We thought they were finished until they came back for an encore performance the following Monday and Tuesday.

The walls vibrated.
The furniture rattled.

Beeping sounds echoed up and down and up and down the street all night. Lights flashed through the windows so frequently that we felt like we were at

a disco!

In other words, there was no sleeping at our house for five full nights.

It is so nice when our days come together perfectly, and we can easily follow our plans just as we wrote them. From time to time, there are days like that, and it feels good to experience the fruit of our labor. However, these are not the days for which lesson plans are really intended.

Lesson plans serve a better purpose on those days when life is hard. When the unexpected brings me down, they serve as a reminder of the important job God has given me. They remind me that what I do or don't do today will affect tomorrow.
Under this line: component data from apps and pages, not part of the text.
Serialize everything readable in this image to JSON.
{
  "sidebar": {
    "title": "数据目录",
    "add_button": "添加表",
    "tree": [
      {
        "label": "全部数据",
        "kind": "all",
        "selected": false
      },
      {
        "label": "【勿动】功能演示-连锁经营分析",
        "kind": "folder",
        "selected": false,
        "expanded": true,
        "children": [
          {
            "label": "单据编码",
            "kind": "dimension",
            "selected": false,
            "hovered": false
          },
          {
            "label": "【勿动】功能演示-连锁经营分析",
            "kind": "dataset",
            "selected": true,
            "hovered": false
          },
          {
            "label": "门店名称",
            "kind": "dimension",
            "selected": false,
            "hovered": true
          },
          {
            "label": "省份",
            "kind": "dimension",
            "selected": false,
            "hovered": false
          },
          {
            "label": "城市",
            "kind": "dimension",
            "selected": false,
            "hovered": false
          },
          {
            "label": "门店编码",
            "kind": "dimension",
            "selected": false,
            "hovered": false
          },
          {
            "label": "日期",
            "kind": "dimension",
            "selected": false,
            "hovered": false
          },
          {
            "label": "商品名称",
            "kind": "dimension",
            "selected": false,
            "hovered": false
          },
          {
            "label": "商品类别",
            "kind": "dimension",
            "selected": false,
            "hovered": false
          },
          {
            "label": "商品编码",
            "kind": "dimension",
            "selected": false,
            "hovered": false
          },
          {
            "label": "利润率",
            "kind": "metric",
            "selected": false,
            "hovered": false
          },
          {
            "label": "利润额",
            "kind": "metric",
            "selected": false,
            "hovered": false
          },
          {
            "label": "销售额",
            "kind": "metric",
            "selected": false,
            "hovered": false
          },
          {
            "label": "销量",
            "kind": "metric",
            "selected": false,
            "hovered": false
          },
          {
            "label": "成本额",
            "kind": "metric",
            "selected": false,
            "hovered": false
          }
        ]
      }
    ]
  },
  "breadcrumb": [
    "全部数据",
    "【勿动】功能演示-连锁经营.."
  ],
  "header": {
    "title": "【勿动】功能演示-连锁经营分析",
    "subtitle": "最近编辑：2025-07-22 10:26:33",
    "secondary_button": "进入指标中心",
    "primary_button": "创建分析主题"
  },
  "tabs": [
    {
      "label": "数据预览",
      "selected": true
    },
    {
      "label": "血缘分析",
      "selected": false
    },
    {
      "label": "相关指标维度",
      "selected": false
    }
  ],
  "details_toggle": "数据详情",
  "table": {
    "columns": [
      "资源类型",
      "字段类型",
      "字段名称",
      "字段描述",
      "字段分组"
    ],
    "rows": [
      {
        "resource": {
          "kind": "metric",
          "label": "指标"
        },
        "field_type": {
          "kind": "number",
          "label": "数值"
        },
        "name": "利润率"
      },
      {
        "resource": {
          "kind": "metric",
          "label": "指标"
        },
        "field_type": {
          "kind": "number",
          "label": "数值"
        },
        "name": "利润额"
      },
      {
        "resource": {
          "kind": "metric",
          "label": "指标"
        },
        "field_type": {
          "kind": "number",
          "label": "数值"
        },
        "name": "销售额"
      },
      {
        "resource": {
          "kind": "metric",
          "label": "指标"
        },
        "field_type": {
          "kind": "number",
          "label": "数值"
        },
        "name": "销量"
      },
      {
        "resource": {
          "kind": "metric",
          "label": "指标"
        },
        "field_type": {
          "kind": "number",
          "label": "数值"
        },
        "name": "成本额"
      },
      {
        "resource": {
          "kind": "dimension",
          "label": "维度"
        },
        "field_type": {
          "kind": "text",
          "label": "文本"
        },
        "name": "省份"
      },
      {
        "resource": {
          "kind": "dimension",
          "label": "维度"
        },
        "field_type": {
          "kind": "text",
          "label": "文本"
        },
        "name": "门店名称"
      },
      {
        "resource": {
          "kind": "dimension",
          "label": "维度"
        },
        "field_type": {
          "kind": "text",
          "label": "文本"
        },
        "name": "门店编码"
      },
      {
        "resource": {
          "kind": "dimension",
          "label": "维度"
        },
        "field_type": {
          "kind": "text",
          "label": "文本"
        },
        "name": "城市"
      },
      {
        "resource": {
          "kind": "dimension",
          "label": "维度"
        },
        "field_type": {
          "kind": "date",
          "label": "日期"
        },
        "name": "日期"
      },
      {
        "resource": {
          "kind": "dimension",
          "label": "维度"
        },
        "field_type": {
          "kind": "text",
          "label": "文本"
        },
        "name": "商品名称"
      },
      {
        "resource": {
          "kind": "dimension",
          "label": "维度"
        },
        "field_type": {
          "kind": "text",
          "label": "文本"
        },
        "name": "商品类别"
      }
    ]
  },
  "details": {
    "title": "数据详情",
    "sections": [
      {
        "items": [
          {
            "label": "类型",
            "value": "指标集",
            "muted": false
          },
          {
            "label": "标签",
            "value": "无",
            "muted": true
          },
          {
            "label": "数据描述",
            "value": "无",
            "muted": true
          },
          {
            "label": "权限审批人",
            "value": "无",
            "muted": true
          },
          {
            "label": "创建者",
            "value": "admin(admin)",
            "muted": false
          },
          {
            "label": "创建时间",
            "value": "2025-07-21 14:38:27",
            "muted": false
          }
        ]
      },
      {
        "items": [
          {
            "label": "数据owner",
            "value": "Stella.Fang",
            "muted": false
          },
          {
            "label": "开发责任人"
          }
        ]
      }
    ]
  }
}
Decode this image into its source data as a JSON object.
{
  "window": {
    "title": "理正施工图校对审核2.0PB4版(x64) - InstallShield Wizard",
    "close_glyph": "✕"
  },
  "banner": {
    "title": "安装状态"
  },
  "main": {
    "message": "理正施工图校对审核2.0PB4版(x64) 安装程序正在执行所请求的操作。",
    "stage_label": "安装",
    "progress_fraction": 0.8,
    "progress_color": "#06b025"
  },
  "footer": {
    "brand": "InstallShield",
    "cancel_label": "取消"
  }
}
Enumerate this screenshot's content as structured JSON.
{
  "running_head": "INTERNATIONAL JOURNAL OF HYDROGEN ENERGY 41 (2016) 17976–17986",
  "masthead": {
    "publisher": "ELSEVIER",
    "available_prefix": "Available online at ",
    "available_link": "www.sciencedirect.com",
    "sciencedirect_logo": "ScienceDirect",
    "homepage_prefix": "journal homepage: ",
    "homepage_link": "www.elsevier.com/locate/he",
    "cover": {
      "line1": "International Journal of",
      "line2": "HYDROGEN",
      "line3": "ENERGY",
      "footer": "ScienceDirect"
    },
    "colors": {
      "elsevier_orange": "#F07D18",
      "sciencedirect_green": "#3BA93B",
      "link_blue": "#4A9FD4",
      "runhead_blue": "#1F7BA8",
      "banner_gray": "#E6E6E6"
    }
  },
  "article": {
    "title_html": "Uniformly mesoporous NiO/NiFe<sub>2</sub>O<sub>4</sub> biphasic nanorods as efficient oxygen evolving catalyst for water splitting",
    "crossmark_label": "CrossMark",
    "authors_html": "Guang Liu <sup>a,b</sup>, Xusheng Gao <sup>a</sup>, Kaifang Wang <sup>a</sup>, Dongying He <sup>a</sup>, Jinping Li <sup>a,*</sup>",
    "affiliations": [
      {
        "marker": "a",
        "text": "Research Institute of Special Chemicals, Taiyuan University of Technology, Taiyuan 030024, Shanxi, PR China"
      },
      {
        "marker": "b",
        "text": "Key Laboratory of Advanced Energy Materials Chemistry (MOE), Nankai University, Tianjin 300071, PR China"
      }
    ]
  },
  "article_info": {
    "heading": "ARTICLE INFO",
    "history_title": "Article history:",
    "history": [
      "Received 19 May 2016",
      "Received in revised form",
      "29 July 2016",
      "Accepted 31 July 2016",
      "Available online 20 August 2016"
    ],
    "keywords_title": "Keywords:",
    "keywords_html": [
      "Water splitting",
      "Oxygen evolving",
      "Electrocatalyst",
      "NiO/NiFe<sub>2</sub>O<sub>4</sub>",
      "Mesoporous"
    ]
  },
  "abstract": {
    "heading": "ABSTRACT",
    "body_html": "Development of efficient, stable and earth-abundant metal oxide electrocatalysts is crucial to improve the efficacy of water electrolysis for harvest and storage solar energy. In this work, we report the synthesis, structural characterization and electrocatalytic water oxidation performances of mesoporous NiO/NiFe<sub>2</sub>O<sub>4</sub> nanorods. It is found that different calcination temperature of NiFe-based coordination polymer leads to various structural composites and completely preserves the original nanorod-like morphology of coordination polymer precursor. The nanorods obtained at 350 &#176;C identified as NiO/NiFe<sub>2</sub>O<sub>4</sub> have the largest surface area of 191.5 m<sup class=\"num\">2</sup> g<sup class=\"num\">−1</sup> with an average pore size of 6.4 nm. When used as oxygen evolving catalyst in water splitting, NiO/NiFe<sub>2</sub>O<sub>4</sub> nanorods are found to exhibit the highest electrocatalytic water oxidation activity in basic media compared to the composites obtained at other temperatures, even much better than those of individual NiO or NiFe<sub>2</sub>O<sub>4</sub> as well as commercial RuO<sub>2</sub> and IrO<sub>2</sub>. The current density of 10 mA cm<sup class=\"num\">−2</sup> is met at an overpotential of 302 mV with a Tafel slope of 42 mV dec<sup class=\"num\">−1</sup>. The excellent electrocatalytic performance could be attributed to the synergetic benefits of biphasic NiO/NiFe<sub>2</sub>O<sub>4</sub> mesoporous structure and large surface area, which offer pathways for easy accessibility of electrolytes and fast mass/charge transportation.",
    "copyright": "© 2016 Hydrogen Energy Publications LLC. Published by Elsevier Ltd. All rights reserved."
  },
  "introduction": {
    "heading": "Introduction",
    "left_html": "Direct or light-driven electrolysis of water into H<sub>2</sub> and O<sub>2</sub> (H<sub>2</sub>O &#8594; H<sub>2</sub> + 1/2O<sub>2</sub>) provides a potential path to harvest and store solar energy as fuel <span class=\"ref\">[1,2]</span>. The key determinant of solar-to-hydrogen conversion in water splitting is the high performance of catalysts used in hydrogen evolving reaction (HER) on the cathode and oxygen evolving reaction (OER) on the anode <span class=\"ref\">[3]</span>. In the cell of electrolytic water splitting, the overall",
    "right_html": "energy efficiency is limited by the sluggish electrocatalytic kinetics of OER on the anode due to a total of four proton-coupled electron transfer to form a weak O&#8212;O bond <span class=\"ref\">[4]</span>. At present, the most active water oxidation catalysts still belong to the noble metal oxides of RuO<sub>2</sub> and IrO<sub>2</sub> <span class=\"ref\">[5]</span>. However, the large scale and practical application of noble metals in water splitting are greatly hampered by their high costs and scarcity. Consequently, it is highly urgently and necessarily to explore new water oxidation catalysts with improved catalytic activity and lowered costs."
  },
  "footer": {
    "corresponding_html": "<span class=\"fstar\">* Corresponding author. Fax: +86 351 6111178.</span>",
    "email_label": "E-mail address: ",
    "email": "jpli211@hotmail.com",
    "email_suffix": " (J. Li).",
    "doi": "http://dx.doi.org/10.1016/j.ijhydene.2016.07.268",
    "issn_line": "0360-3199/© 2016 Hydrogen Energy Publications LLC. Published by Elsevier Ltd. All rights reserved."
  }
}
They prompt me to "get over myself" and to pray for the grace to do what God wills. Sometimes that means doing more than I thought possible through Christ who is my strength. Sometimes it means relinquishing that which I thought was so important. Some days I want to give up but am reminded that God's grace is sufficient, and others, I must lay my plans at the Throne of Grace and pray, "Not my will but yours."

So as I end this series on lesson planning, I want to encourage you to be mindful of the fact that planning is not about being perfect. It is about being prepared. When the hard times come, don't feel defeated. Don't look at your plans and think all is lost because things didn't turn out exactly as you hoped. Instead remember that "man's mind plans his way, but the Lord directs his steps." (Prov 16:9)

Planning is prudent. "The plans of the diligent lead surely to abundance, but everyone who is hasty comes only to poverty." (Prov 21:5) However, complaining, particularly because our plans are interrupted, is rooted in pride.
"Come now who say, 'Today or tomorrow we will go into such and such town and spend a year there and make a profit'- yet you do not know what tomorrow will bring. What is your life? For you are mist that appears for a little time and then vanishes. Instead you ought to say, 'If the Lord wills, we will live and do this or that.' As it is you boast in your arrogance. All such boasting is evil." (Jam 4:13-16)

Now that they are complete, let's not boast in our plans. Instead let's start each day with the words "Lord willing" and end each one with gratitude for all He has given us and done for us.

Thank you for reading the Plan-It School series. I am praying that the Lord will bless your hard work this school year and prosper you and your family for His glory.


*Photo credits: from as marked, all others (excluding #1-3 from